Does that mean a frappuccino will top $5?
Most of its basic coffee and espresso drink prices will stay the same or even drop in some cases, including its $1.50 tall brewed coffee.
The announcement Wednesday also said it may raise the price of packaged coffee, including beans sold in grocery stores, in coming months.
Howard Schultz, the company's chairman, president, and CEO, blamed the increase on a "highly speculative" green coffee market over the past six months, along with "dramatically increased commodity costs."
Other coffee sellers have been raising prices, too. Prices for Folgers, Dunkin' Donuts and Millstone brands made by the J.M. Smucker Co. rose an average of 9 percent last month, the company said. And Green Mountain Coffee Roasters Inc. plans a 10 to 15 percent increase next month for its K-Cup packs for the Keurig single-cup brewing system.
Store operator Caribou Coffee Inc. tries to lock in raw coffee prices at least a year in advance, so it's buying coffee "significantly below current commodity price levels," Chief Financial Officer Tim Hennessy said on a conference call with analysts Aug. 4, according to a transcript.

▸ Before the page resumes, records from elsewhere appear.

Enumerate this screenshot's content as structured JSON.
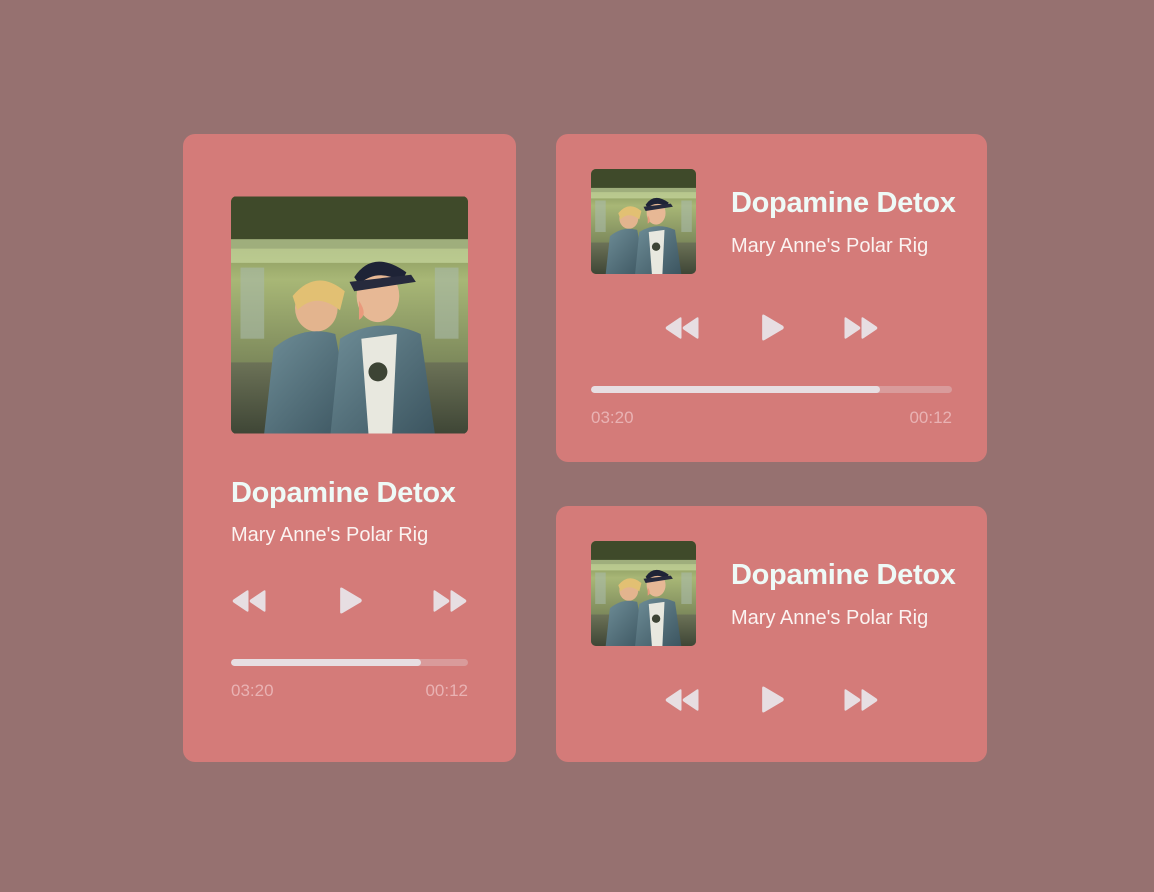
{
  "theme": {
    "background": "#967170",
    "card_color": "#d47b79",
    "title_color": "#eefaf7",
    "control_color": "#e7dee2"
  },
  "players": [
    {
      "variant": "large",
      "title": "Dopamine Detox",
      "artist": "Mary Anne's Polar Rig",
      "elapsed": "03:20",
      "remaining": "00:12",
      "progress": 0.8,
      "controls": [
        "rewind-icon",
        "play-icon",
        "fast-forward-icon"
      ]
    },
    {
      "variant": "compact-with-progress",
      "title": "Dopamine Detox",
      "artist": "Mary Anne's Polar Rig",
      "elapsed": "03:20",
      "remaining": "00:12",
      "progress": 0.8,
      "controls": [
        "rewind-icon",
        "play-icon",
        "fast-forward-icon"
      ]
    },
    {
      "variant": "compact",
      "title": "Dopamine Detox",
      "artist": "Mary Anne's Polar Rig",
      "controls": [
        "rewind-icon",
        "play-icon",
        "fast-forward-icon"
      ]
    }
  ]
}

He said they have enough green coffee inventory to last until the second quarter of next year.
Starbucks reaffirmed fiscal 2011 guidance it gave in July for earnings per share of $1.36 to $1.41. It said that reflected the rise in commodity costs at that time. The new, higher retail prices should offset the rise in raw coffee prices since then, Starbucks said.